Then I got to bust out my brand-spanking-new Kreg Jig! If you are using a Kreg Jig for the first time, I highly recommend practicing on some excess boards to make sure your settings are correct.
You only need to drill pocket holes in the boards that will not have exposed ends. For me this was the long side boards. I assembled the bed in our room, but I don’t necessarily think you have to do it this way, depending on your situation. After the four sides were secured together (use corner clamps!), I reinforced the corners with diagonal supports (where the legs will be attached to). A Kreg Jig will still work on a 45-degree angle, you just place the end in flush and line up the guides with the end of the board. The picture below shows the bed frame flipped over (you’re looking at the bottom) as I was attaching the plates for the legs.
*Initially the inside length of the diagonal cut was 10″, but you could hardly see the legs on the final product, so I went back and cut them down to an inside length of 5″.
Next step was to attach the cross supports. I flipped the frame right side up and cut three 2x4s to fit horizontally. I wanted the 2x4s to sit just slightly higher than the base of the frame (so they wouldn’t be visible from the side), so I used a thin book as a guide.
We also needed a center support for the split box spring, so I installed 2x4s cut to length between each horizontal support. Our bedframe is built for a box spring, if you are building for a platform bed, you will need more horizontal supports.
Before installing the legs, we added adjustable furniture feet to each of them. You can see an uninstalled one on the right side of the picture (below), about half way down. Drill a hole just wide enough to accommodate the receiving plastic end, and then hammer it in to place. The feet screw into the receiving end and will help with leveling.
I’d say for anything larger than a twin bed, you will need at least one center leg support.

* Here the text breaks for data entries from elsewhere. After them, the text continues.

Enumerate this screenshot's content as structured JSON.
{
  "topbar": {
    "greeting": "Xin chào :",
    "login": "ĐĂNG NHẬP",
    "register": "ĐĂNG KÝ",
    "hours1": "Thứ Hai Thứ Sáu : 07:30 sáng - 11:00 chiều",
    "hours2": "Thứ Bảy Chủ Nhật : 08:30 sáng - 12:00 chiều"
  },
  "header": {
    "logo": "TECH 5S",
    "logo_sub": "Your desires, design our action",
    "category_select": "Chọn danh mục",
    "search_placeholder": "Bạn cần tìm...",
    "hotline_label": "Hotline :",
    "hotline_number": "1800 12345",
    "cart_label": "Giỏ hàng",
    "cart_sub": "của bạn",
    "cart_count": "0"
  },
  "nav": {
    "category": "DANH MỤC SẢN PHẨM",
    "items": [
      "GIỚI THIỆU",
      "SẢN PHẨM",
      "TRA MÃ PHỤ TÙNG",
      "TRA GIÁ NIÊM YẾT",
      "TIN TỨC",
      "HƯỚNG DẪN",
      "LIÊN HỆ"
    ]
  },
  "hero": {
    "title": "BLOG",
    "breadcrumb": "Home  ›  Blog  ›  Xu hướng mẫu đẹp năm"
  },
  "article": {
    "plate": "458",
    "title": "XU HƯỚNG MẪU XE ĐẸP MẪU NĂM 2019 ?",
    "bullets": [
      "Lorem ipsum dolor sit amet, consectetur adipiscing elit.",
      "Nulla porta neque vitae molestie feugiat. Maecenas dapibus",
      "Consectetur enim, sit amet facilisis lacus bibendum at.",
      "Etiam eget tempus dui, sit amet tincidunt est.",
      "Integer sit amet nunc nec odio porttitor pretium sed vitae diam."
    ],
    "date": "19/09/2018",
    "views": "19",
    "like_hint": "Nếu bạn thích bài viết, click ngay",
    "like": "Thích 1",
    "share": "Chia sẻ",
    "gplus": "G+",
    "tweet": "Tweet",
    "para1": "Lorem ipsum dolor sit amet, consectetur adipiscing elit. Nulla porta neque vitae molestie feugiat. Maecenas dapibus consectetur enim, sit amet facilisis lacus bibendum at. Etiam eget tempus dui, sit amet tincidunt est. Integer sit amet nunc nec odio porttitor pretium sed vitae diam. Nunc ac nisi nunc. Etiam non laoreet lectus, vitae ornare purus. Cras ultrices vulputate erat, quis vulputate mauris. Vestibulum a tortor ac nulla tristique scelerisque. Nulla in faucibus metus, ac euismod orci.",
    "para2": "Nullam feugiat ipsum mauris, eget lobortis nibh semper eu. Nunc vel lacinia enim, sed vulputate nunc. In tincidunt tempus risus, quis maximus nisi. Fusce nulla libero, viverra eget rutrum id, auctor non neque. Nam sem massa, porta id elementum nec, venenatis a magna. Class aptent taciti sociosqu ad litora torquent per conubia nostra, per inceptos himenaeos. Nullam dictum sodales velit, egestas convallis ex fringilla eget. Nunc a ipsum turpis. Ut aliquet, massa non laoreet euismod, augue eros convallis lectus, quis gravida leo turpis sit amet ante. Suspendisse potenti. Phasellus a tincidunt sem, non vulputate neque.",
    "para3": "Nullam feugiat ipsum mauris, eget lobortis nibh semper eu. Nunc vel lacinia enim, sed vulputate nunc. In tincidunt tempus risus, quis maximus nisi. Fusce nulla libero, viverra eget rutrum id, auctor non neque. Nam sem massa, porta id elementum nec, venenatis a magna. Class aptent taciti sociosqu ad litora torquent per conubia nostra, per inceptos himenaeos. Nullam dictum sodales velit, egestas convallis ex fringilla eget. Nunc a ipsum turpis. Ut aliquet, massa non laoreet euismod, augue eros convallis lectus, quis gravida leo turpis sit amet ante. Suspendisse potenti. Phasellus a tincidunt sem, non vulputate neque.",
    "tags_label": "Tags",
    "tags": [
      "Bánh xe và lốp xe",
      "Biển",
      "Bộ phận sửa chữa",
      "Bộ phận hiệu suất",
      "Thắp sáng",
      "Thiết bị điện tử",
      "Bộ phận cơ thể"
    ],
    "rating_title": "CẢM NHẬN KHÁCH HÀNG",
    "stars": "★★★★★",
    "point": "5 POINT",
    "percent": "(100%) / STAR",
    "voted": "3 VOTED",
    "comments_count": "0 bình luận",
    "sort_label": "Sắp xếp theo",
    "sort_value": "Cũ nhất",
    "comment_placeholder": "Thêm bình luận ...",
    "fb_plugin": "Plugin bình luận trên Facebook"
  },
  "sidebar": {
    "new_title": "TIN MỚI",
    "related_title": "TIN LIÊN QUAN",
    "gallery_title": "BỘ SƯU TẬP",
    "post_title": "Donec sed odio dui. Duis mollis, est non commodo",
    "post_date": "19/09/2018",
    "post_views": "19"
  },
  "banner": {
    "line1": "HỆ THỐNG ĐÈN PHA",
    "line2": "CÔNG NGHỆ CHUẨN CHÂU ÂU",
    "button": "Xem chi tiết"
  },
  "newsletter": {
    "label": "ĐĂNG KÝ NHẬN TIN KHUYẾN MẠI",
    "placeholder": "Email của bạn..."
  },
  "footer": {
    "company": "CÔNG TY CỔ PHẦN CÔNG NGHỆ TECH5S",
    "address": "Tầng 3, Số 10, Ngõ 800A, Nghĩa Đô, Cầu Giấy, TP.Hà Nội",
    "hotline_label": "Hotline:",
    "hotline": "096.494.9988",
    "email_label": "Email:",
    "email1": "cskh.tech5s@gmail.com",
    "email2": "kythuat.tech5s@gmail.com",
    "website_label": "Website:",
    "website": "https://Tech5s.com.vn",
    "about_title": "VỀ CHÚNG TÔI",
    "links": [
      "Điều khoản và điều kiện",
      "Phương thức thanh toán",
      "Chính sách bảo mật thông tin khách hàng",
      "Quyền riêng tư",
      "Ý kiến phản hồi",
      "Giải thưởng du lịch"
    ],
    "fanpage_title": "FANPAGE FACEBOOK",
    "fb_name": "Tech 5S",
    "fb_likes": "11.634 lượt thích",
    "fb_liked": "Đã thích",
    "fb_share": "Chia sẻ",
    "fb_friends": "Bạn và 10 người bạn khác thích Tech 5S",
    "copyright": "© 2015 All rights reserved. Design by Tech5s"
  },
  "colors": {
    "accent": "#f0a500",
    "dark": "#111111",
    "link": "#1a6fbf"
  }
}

For our California King Bed, we opted for a total of 4. We attached them to each of the horizontal beams and one at the head of the bed (not shown).
That wraps up the construction! Woot woot! Now on to my least favorite thing ever – staining. I won’t bore you with pictures of all the dissatisfying stains I tried. Maybe I’m just picky, or terrible at staining, but I still hate Minwax wood stains. Everything came out looking blotchy and uneven. It also didn’t help that I was trying to match the wood to our existing retro dresser. In a moment of feeling desperate, I did something I never thought I’d do, I bought a can of Polyshades. But guess what?! I think it worked pretty darn well.

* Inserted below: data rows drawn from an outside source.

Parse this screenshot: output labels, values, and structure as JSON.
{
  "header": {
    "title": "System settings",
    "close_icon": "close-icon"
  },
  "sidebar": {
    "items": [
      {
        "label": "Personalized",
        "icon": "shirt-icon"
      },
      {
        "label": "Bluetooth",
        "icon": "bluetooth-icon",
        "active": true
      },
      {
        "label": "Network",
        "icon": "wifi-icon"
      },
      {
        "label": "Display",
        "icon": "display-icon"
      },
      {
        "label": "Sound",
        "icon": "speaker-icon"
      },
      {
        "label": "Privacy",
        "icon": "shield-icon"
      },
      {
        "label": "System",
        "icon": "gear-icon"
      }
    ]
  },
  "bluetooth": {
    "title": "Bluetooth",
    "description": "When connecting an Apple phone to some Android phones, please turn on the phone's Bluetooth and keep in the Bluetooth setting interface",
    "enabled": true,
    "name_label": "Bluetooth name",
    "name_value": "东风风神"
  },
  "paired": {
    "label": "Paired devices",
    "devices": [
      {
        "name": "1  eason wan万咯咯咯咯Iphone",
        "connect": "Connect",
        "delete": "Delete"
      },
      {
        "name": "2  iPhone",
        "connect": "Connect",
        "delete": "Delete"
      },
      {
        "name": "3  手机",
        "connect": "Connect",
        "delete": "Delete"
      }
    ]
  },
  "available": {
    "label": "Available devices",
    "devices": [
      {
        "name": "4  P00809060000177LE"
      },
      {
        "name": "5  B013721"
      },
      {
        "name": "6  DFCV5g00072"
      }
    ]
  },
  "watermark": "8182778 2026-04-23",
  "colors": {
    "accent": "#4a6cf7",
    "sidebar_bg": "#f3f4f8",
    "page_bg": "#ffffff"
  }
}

I didn’t apply the Polyshades straight out of the can though. The color was darker than I wanted, so I diluted it – 1 part Polyshades to 2 parts satin Polyurethane. Before applying it, I recommend using a wood conditioner. I applied two coats of my diluted Polyshades with a natural fiber brush. To get a really smooth finish, I let each coat dry throughly and then buffed them with fine steel wool (clean off all the dust before applying the next coat). The last step was applying a single coat of the satin polyurethane.

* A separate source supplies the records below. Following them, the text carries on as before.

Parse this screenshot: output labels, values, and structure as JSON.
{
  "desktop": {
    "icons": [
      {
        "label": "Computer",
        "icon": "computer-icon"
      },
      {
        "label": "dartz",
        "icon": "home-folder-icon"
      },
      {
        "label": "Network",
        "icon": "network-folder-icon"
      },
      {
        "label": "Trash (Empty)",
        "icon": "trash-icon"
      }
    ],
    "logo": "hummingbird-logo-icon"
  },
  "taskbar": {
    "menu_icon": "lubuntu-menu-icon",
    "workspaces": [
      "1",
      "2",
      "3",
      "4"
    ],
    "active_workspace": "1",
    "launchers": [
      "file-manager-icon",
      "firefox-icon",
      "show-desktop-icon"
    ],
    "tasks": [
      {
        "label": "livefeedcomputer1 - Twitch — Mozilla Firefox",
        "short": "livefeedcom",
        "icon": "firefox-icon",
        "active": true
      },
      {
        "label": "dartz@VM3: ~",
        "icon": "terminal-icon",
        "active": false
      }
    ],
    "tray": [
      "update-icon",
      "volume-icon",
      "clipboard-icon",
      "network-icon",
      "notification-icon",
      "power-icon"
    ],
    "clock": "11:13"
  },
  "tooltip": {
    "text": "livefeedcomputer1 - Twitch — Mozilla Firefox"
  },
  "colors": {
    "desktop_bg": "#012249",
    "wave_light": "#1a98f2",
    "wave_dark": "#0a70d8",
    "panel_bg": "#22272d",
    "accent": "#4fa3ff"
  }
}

The color doesn’t match perfectly with our existing dresser, but that honestly hasn’t prevented me from being super happy with the end result. Initially we thought we would build a head board, but now that everything is in place, I think we will keep it as is and just beef up the pillows.
Also, I just have to give some love to our awesome pendant lights (which are original to the house!). I can assure you these aren’t going anywhere anytime soon – or ever!
***This post contains affiliate links and/or ads.***